The shady beds are filled with coral bells, turtlehead, Joe Pye weed, ferns and many varieties of hosta, while the sunny beds contain geraniums, calla lilies, dahlias, verbena, marigolds and ornamental kale.
The property also includes three water features and 20 birdhouses.
Ruth & Julian Barsness
6050 State Highway 29 N, Alexandria
Starting from a blank slate on a wooded lot, Ruth has created a shaded wonderland of hostas, ferns, foxglove, Red Husker penstemon, coral bells, astilbe, red lady fern, and lady's mantle, as well as a sunny backyard with a great variety of plants.
The beds are sprinkled with ornaments and enchanting frogs. The blue bottle bush in the front yard catches your eye amid the flower beds and lush green lawn. Don't miss the Nishiki Willow shrub with its pink-tipped branches.
Ruth has a plant that starts with every letter of the alphabet except for U and X. Ruth said that she gardens on a shoestring budget.
L'Etoile du Nord Vineyard
16451 NW Irene Ct NE, Parkers Prairie
Polly Perkins and husband Dave Christianson ordered their first grape plants in 2010 and planted them the next spring. They named their vineyard "L'Etoile du Nord," French for "The Star of the North."

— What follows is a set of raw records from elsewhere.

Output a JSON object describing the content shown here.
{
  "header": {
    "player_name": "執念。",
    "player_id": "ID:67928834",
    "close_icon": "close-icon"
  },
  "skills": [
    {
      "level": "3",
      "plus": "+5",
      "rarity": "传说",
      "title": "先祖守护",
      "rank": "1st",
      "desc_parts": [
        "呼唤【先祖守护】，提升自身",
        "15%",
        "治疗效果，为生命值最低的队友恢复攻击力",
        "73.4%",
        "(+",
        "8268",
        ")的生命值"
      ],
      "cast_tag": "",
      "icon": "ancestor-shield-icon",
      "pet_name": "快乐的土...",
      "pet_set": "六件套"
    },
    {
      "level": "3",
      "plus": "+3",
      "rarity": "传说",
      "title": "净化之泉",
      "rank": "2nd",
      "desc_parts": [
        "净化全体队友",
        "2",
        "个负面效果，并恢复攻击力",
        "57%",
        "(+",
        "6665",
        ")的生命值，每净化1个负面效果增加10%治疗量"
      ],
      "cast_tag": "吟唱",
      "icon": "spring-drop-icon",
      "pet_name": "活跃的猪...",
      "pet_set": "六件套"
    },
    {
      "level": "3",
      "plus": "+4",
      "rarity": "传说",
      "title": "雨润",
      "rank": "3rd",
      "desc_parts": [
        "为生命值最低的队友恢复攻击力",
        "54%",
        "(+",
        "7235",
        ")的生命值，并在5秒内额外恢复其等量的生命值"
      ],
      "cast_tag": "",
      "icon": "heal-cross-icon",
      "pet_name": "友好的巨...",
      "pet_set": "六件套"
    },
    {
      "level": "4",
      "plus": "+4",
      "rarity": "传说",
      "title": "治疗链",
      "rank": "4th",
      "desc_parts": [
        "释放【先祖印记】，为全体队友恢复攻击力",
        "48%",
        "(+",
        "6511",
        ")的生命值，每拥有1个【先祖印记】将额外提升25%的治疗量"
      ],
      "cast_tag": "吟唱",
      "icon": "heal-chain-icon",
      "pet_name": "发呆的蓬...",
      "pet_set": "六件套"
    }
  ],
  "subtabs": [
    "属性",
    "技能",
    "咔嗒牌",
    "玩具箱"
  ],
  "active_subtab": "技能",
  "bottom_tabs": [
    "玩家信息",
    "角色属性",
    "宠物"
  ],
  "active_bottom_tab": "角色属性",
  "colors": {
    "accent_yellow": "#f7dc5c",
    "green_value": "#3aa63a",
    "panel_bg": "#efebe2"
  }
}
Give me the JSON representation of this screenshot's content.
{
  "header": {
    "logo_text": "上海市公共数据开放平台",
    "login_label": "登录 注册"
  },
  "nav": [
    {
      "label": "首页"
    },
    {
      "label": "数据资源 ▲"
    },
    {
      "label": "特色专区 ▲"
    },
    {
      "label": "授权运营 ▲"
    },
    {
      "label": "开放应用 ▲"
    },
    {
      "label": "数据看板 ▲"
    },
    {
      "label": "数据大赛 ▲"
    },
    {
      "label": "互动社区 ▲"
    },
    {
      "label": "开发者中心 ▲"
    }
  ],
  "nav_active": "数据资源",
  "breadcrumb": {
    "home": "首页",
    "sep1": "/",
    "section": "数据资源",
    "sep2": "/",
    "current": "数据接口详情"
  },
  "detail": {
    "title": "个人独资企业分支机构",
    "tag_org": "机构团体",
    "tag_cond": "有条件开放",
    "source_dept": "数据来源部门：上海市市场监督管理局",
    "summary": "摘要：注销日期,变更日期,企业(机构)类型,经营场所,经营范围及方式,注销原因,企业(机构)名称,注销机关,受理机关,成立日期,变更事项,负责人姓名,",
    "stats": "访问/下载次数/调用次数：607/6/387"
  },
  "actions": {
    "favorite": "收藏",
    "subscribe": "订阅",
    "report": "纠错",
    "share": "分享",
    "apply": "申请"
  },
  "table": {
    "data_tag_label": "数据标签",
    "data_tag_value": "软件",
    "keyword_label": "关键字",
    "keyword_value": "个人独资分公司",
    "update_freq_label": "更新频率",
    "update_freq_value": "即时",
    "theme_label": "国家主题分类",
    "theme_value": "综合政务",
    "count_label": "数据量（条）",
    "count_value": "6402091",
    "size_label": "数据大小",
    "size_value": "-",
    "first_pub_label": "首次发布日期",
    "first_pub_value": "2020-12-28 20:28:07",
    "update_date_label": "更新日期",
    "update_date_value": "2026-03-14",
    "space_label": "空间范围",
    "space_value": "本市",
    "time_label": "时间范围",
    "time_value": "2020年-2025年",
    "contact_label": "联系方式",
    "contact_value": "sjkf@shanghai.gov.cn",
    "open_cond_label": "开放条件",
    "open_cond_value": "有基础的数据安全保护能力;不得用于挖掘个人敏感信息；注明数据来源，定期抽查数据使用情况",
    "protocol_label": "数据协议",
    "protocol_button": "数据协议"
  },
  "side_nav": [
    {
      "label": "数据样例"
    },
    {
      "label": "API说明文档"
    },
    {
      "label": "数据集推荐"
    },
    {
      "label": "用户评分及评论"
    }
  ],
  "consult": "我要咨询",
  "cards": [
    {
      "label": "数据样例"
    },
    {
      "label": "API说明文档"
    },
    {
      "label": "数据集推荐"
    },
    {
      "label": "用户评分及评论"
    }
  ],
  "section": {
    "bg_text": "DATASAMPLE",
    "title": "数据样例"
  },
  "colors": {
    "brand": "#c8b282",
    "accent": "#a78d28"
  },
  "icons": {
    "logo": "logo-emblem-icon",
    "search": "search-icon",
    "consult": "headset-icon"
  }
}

Their three acres of grapes now include Petite Pearl, Frontenac Blanc, Prairie Star, Marquette and St. Pepin. In 2014, they decided to open a winery and now produce 800 to 1,000 gallons of wine a year.
The property also has perennial flower beds, including peonies that are more than 100 years old from Polly's grandfather. Be sure to see the rain garden, the shade gardens and the unique Ghost Honeysuckle vine.
Children may visit at no charge; tickets cost $5 for adults, to be paid at the first garden you visit. Garden tours will run from 10 a.m.-4 p.m. on Sunday, July 14. Feel free to come and go as you please.
Please wear sensible shoes as some areas are on a hillside. Master gardeners and hosts are not responsible for accidents. Some tour sites are off the beaten path, so drive carefully. Please, no pets.
For more information and for tour brochures, call the Douglas County Extension office at 320-762-3890. Hope to see you there.